[Nonsense] the mental voice called again. And then, a man appeared in thin air before Rolf.
He was clad in a long white robe with a hood pulled over his head, though Rolf instantly saw a pleasant smile across the stranger's lips. He held some sort of tall staff in his hand, but almost as soon as he arrived, he discarded it to the snow and quickly stepped towards Rolf's chair, where he began to remove the restraints that held Rolf in it.
"Who--" Rolf began.
"Shhh," the stranger interrupted. "I'm a friend. Are you all right, Rolf?"
"I... yes," Rolf replied, climbing to his feet now that he was free of the chair. As he did so, the stranger remained crouched in front of him, looking him over to make sure he wasn't wounded.
"When I awoke two days ago and learned of the flight destined to leave Algo," the stranger explained, "I somehow knew that it would never let that happen. Then, when I saw your name on the passenger manifest, I--" He stopped, stood up, and smiled. "Well. Anyway. I should be going."
"Don't leave!" Rolf called to the stranger as he retrieved his staff.
"Rescue crews..." he began, and then he closed his eyes and paused before finishing, "know where you are. Just stay here. They'll be with you shortly."
"Who are you?" Rolf asked.
The stranger again smiled. "I already told you, Rolf. I'm a friend." With that, the strange light blue-haired man disappeared, but after he did so, Rolf heard him one last time in his mind.
[A friend who will meet you again.]
From the investigators' report on the tragedy of ASC Flight 1000:
"...In conclusion, though we can not explain how Trans-Motavian Spaceways Flight 720 from Piata on Mota to Aukba on Dezo ended up in the airspace assigned to the Outworlder on March 8, AW 1275, we can present some undeniable facts regarding issues surrounding the Outworlder itself.

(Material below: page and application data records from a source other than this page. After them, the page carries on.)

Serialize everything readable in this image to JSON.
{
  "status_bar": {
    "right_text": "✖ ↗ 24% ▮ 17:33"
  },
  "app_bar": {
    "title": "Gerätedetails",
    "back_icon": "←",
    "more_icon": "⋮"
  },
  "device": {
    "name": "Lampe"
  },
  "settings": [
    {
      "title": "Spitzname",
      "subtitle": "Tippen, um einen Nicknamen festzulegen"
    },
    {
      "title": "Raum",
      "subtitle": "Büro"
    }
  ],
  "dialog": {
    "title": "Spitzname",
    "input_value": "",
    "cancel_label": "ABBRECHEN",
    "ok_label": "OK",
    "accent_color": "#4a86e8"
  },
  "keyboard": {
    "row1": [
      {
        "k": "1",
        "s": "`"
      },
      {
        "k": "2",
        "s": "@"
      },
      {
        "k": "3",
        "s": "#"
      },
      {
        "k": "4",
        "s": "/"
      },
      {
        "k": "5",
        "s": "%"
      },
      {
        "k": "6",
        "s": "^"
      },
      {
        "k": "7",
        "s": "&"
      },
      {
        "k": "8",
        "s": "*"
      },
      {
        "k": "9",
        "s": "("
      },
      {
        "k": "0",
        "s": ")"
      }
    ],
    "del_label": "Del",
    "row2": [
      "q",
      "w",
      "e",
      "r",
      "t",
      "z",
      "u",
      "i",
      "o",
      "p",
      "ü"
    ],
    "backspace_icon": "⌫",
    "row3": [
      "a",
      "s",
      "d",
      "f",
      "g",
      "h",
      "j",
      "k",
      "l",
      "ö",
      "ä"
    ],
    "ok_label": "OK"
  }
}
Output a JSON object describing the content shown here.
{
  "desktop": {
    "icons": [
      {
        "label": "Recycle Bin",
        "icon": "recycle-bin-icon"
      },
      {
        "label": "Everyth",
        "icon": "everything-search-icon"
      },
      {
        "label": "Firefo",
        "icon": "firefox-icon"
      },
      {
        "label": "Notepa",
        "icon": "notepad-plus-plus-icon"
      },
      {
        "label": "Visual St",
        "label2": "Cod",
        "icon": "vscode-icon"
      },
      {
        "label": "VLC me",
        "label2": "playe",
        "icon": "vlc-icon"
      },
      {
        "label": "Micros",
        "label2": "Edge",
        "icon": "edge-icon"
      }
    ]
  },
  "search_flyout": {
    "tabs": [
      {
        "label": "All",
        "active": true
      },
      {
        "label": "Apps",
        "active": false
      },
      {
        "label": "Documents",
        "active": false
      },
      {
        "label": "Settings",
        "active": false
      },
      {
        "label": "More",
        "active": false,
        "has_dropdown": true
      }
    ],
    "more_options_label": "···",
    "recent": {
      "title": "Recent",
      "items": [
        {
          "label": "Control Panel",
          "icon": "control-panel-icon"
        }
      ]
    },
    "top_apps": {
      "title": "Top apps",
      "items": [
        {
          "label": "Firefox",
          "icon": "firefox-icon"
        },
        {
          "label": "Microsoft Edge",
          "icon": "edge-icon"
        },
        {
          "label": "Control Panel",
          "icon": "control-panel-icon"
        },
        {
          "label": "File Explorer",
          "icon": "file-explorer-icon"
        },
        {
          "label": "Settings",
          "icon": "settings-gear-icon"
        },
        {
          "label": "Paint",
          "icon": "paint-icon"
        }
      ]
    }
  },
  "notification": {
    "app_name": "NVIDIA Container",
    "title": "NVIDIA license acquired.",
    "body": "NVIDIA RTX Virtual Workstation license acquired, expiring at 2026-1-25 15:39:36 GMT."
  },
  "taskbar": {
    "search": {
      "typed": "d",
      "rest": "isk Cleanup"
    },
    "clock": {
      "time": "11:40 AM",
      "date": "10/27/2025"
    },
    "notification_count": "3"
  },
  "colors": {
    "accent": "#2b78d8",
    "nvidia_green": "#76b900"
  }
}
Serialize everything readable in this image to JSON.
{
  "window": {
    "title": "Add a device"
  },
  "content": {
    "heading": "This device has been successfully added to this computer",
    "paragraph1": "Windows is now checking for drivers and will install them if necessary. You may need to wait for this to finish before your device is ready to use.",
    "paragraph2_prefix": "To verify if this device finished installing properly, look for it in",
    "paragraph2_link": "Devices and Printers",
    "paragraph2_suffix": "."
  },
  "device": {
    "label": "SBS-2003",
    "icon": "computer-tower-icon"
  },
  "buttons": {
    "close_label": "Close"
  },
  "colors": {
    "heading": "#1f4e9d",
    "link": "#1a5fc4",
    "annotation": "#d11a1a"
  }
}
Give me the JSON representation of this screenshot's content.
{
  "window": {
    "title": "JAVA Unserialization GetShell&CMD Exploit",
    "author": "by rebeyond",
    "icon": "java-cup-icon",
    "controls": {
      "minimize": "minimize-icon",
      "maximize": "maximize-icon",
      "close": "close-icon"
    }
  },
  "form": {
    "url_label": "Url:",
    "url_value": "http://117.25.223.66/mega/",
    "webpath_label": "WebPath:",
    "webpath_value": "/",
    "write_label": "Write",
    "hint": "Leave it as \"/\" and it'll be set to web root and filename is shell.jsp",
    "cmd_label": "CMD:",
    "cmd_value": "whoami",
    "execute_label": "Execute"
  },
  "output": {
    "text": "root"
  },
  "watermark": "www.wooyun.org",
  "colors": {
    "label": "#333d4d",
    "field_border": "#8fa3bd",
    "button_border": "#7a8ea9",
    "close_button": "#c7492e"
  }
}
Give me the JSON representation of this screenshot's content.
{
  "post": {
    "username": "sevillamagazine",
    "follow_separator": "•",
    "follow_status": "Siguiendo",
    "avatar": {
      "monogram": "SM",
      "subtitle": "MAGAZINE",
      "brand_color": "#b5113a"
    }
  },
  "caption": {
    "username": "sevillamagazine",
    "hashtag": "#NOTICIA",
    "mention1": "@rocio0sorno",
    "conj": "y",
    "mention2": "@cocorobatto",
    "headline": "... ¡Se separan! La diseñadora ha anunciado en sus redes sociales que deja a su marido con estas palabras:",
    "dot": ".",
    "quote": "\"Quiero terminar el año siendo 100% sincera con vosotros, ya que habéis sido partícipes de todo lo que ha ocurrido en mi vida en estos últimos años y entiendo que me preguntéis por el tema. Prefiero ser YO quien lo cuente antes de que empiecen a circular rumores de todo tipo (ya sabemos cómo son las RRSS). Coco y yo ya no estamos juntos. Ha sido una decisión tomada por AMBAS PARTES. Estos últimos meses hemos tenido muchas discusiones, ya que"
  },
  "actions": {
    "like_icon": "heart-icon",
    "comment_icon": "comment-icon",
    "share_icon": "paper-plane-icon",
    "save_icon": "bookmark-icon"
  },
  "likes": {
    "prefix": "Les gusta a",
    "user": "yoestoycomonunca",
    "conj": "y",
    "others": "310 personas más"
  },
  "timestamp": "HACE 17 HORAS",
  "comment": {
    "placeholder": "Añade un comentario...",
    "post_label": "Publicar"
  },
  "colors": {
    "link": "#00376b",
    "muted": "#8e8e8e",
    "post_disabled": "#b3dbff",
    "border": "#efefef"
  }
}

"We can unequivocally state that no one at Space Command usurped control of the Outworlder from Captain Hansen, and we can just as confidently state that there was no equipment malfunction at Space Command itself which would have somehow taken control of the Outworlder without Space Command realizing it. Finally, since all analysis of the debris from the Outworlder itself presents no evidence of equipment or systems failure aboard it in any way, we can only conclude that when Captain Hansen transmitted to Space Command that the Outworlder was no longer under manual control, he was in error.
"It is the final conclusion of the investigative panel that massive pilot error on the part of the late Captain Grent Hansen resulted in the collision of the two spacecraft and the deaths of 245 individuals.
"Though we can not comprehend why Mother Brain has chosen to ban space travel in light of this tragedy, considering it was simply the result of one man, it is our job to smoothly endorse her infallible plans. Thus, we concur with her decision, even if we do not understand it.
"Finally, we also hereby endorse Governor Lyten's suggestion that, for one month, all males wear yellow headbands and all women wear yellow bracelets in honor of the dead. It seems to us a fitting tribute to those innocents who died aboard TM Spaceways Flight 720 and those brave explorers who died aboard ASC Flight 1000.
"Commander Burtik Prole, Head of the Palman Agency
"Commander Hewitt Elod, Head of the Motavian Agency"
I must not let your brother die unavenged.
|Please send all comments and feedback to mike at ripplinger dot us|